Using market segmentation to determine your marketing strategy
A client profile not only helps you to determine who to target with your email campaign, but also determine your marketing strategy. The profile features can and should impact the graphic design and images you use in your email campaign as well.
How to write marketing emails that get results
An email is an opportunity to connect so you should know the best practices for email marketing.
1. Craft a great subject line
Emails with attention-catching subject lines are more likely to be opened so it’s best to keep them short and to the point. Think about what your customers want to hear from you, instead of what you want to say.
Remember than most of your potential customers will read the subject line and nothing else. Always focus on what you can do for the potential customer, not how you want your brand to be seen.
2. Maintain focused clarity
Focus is key when it comes to building a workable email marketing strategy. Each email should only have one purpose - don’t try to make your customers aware of every service or promotion you offer.
If you have a lot of ground to cover then consider doing a full email series with targeted emails covering different topics. Map out your customer’s journey and plan out your email series accordingly. Targeted emails should be brief and contain important information.
3. Include a call to action
A common mistake that people make is not including a call to action or a CTA. This is a staple of copywriting and exactly what it sounds like: a call for the reader to take an action. Keep your CTA short and clear - which reflects directly on your marketing strategy.
When should you hire a copywriter?
If you only intend on sending transactional emails, then you can handle this yourself. However, copywriters are more skilled in writing and are aware of branding and marketing best practices. The more marketing you intend to include via email and newsletter, the more sophisticated your audience, and the more strongly you should consider hiring a copywriter.
Choosing images for marketing emails
Effective images for email campaigns can be simple or sophisticated, original, or available through a paid image service. You must make sure that the images you use don’t violate any copyright laws and are of high quality. These are the main ways to get images to support your email campaign, as well as their pros and cons:
Hire a graphic designer: A professional graphic designer can create a beautiful finished product and they can do anything from marketing email layout to logo design. They can work with you to create a consistent image across your brand.
Hire a photographer: Hiring a photographer to take pictures of your product allows you to get original images for your company. If you need a photographer regularly then it may be best to hire an in-house photographer to create new images for you.
Do it yourself: If you have a creative and skilled workforce at your disposal then you’ve got all you need. Unless you’re marketing your services exclusively to creative professionals or a high-end clientele, then DIY marketing design will work for you.
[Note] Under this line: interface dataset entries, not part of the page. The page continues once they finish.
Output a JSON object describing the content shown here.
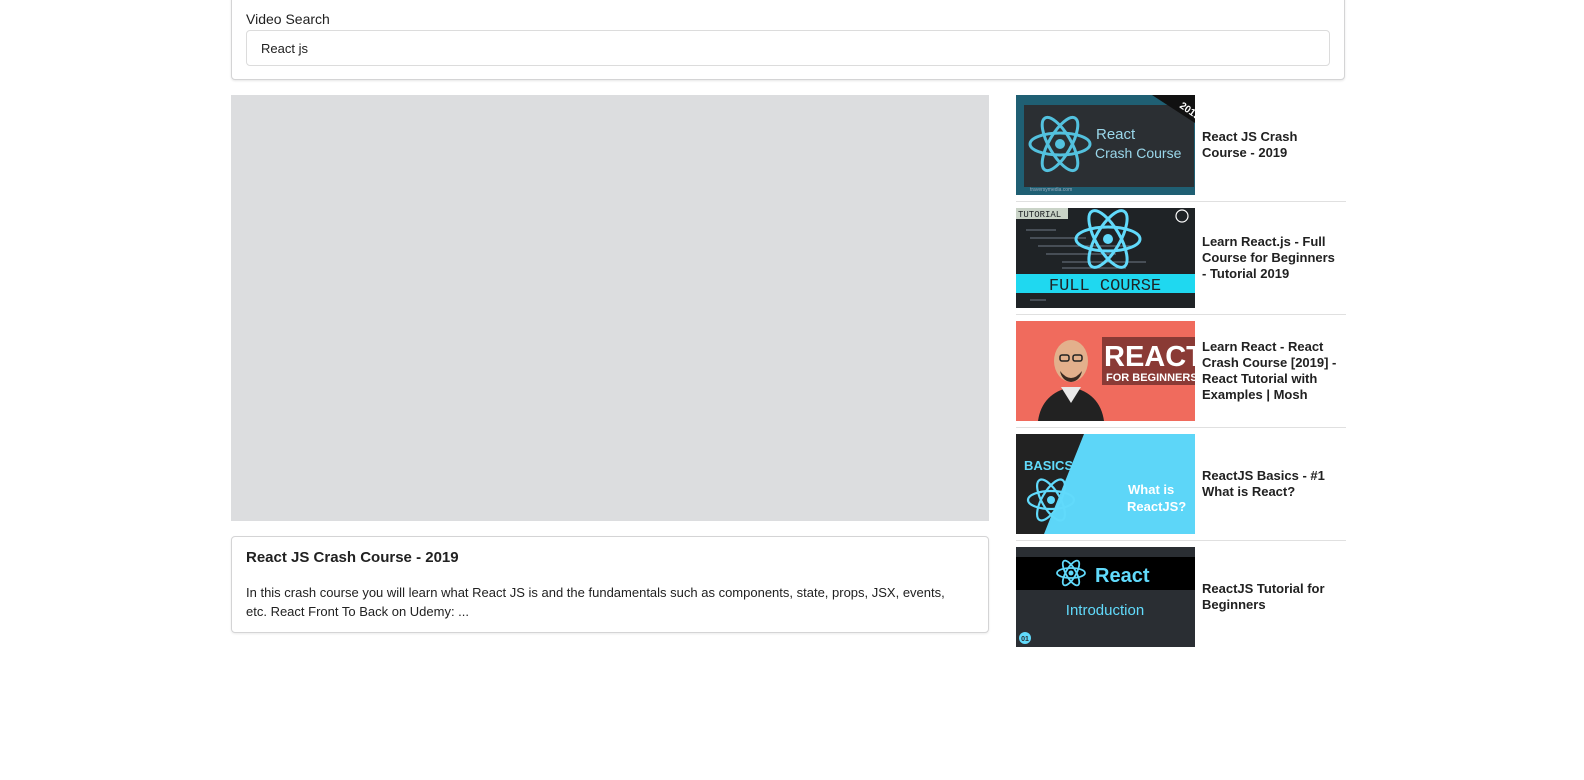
{
  "search": {
    "label": "Video Search",
    "value": "React js"
  },
  "player": {
    "bg_color": "#dcdddf"
  },
  "details": {
    "title": "React JS Crash Course - 2019",
    "description": "In this crash course you will learn what React JS is and the fundamentals such as components, state, props, JSX, events, etc. React Front To Back on Udemy: ..."
  },
  "videos": [
    {
      "title": "React JS Crash Course - 2019",
      "thumb": {
        "icon": "react-logo-icon",
        "badge": "2019",
        "line1": "React",
        "line2": "Crash Course",
        "footer": "traversymedia.com"
      }
    },
    {
      "title": "Learn React.js - Full Course for Beginners - Tutorial 2019",
      "thumb": {
        "icon": "react-logo-icon",
        "tag": "TUTORIAL",
        "banner": "FULL COURSE"
      }
    },
    {
      "title": "Learn React - React Crash Course [2019] - React Tutorial with Examples | Mosh",
      "thumb": {
        "icon": "presenter-photo",
        "line1": "REACT",
        "line2": "FOR BEGINNERS"
      }
    },
    {
      "title": "ReactJS Basics - #1 What is React?",
      "thumb": {
        "icon": "react-logo-icon",
        "line1": "BASICS",
        "line2": "What is",
        "line3": "ReactJS?"
      }
    },
    {
      "title": "ReactJS Tutorial for Beginners",
      "thumb": {
        "icon": "react-logo-icon",
        "line1": "React",
        "line2": "Introduction",
        "badge": "01"
      }
    }
  ]
}
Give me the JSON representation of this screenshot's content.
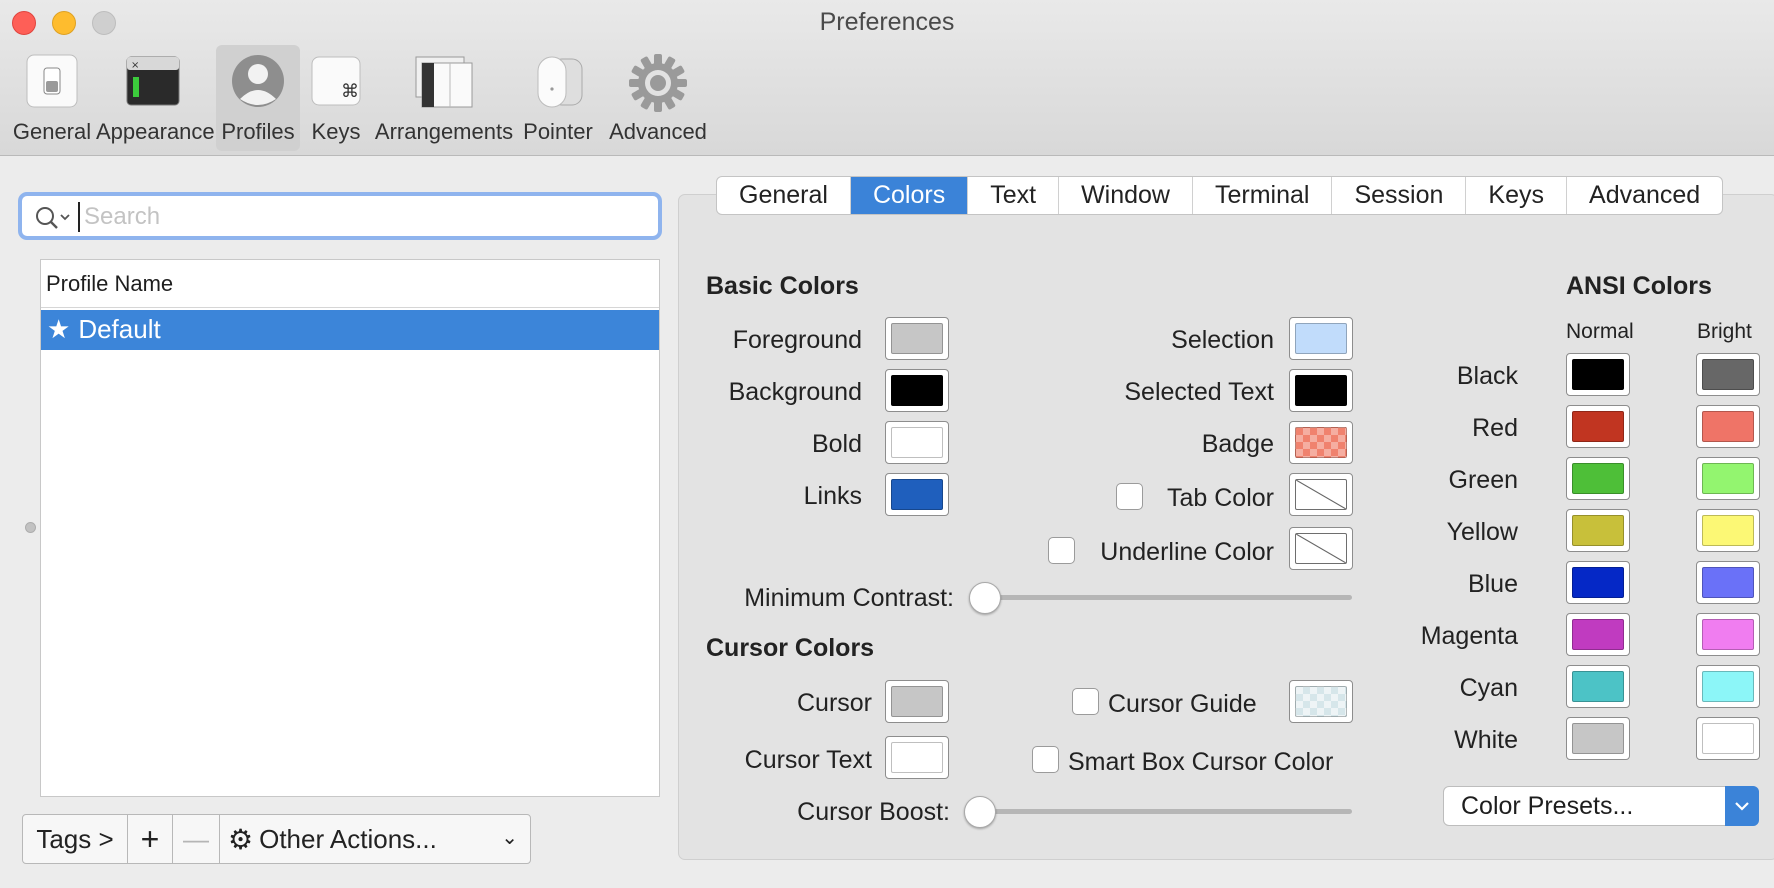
{
  "window": {
    "title": "Preferences"
  },
  "toolbar": {
    "items": [
      {
        "label": "General",
        "icon": "switch-icon"
      },
      {
        "label": "Appearance",
        "icon": "terminal-window-icon"
      },
      {
        "label": "Profiles",
        "icon": "user-silhouette-icon",
        "selected": true
      },
      {
        "label": "Keys",
        "icon": "command-key-icon"
      },
      {
        "label": "Arrangements",
        "icon": "windows-stack-icon"
      },
      {
        "label": "Pointer",
        "icon": "mouse-icon"
      },
      {
        "label": "Advanced",
        "icon": "gear-icon"
      }
    ]
  },
  "sidebar": {
    "search": {
      "placeholder": "Search",
      "value": ""
    },
    "list_header": "Profile Name",
    "profiles": [
      {
        "name": "Default",
        "starred": true,
        "selected": true
      }
    ],
    "buttons": {
      "tags": "Tags >",
      "add": "+",
      "remove": "—",
      "other_actions": "Other Actions..."
    }
  },
  "tabs": {
    "items": [
      "General",
      "Colors",
      "Text",
      "Window",
      "Terminal",
      "Session",
      "Keys",
      "Advanced"
    ],
    "active": "Colors"
  },
  "basic_colors": {
    "title": "Basic Colors",
    "left": [
      {
        "label": "Foreground",
        "color": "#c6c6c6"
      },
      {
        "label": "Background",
        "color": "#000000"
      },
      {
        "label": "Bold",
        "color": "#ffffff"
      },
      {
        "label": "Links",
        "color": "#1f5fbd"
      }
    ],
    "right": [
      {
        "label": "Selection",
        "color": "#c1dcfb"
      },
      {
        "label": "Selected Text",
        "color": "#000000"
      },
      {
        "label": "Badge",
        "color": "#f0826e"
      },
      {
        "label": "Tab Color",
        "checked": false
      },
      {
        "label": "Underline Color",
        "checked": false
      }
    ],
    "min_contrast_label": "Minimum Contrast:",
    "min_contrast_value": 0
  },
  "cursor_colors": {
    "title": "Cursor Colors",
    "cursor": {
      "label": "Cursor",
      "color": "#c6c6c6"
    },
    "cursor_text": {
      "label": "Cursor Text",
      "color": "#ffffff"
    },
    "cursor_guide": {
      "label": "Cursor Guide",
      "checked": false
    },
    "smart_box": {
      "label": "Smart Box Cursor Color",
      "checked": false
    },
    "boost_label": "Cursor Boost:",
    "boost_value": 0
  },
  "ansi": {
    "title": "ANSI Colors",
    "normal_label": "Normal",
    "bright_label": "Bright",
    "rows": [
      {
        "name": "Black",
        "normal": "#000000",
        "bright": "#676767"
      },
      {
        "name": "Red",
        "normal": "#c13521",
        "bright": "#ef7467"
      },
      {
        "name": "Green",
        "normal": "#4ebf38",
        "bright": "#93f56f"
      },
      {
        "name": "Yellow",
        "normal": "#c8c03a",
        "bright": "#fcf875"
      },
      {
        "name": "Blue",
        "normal": "#0528c6",
        "bright": "#6a71f8"
      },
      {
        "name": "Magenta",
        "normal": "#c03bc0",
        "bright": "#f07df0"
      },
      {
        "name": "Cyan",
        "normal": "#4cc3c6",
        "bright": "#8cf6f8"
      },
      {
        "name": "White",
        "normal": "#c6c6c6",
        "bright": "#ffffff"
      }
    ],
    "presets_label": "Color Presets..."
  },
  "colors": {
    "accent": "#3b83d8",
    "selection_row": "#3c85d9"
  }
}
Buy a subscription to an image or service: A great in-between option, if you want to partially DIY your marketing email design work, buying a subscription to an image service, is affordable and simple.
Email marketing automation 101
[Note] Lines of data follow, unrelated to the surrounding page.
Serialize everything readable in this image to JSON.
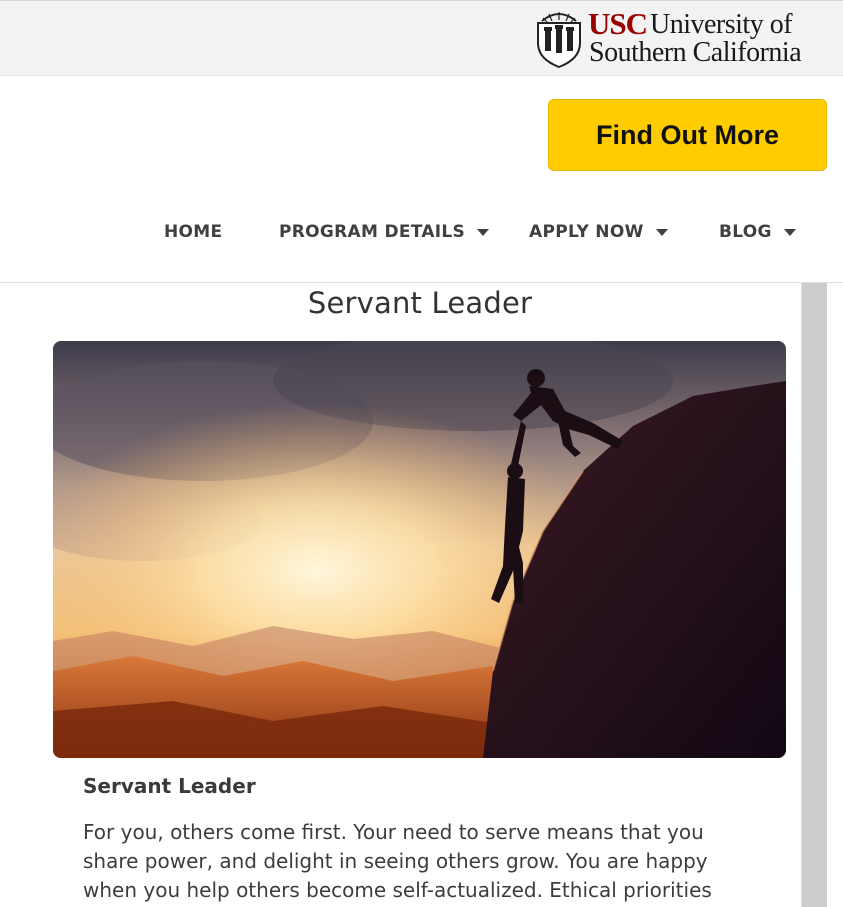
{
  "brand": {
    "abbrev": "USC",
    "name_line1": "University of",
    "name_line2": "Southern California",
    "accent_color": "#990000"
  },
  "cta": {
    "label": "Find Out More",
    "color": "#ffcc00"
  },
  "nav": {
    "items": [
      {
        "label": "HOME",
        "has_dropdown": false
      },
      {
        "label": "PROGRAM DETAILS",
        "has_dropdown": true
      },
      {
        "label": "APPLY NOW",
        "has_dropdown": true
      },
      {
        "label": "BLOG",
        "has_dropdown": true
      }
    ],
    "dropdown_icon": "caret-down-icon"
  },
  "content": {
    "title": "Servant Leader",
    "image_icon": "climbers-helping-hand-image",
    "subtitle": "Servant Leader",
    "body_lines": [
      "For you, others come first. Your need to serve means that you",
      "share power, and delight in seeing others grow. You are happy",
      "when you help others become self-actualized. Ethical priorities"
    ]
  }
}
Once your marketing strategy is established and your first email is complete, you may want to consider using marketing automation software to streamline your future email campaigns. Email templates, including design templates, are a staple in any company. A useful feature is the ability to schedule customise emails, track click-through rates, and automatically send trigger emails for you. Some email marketing automation tools are also linked to larger CRM systems, which can be helpful when tracking the customer journey through your sales pipeline.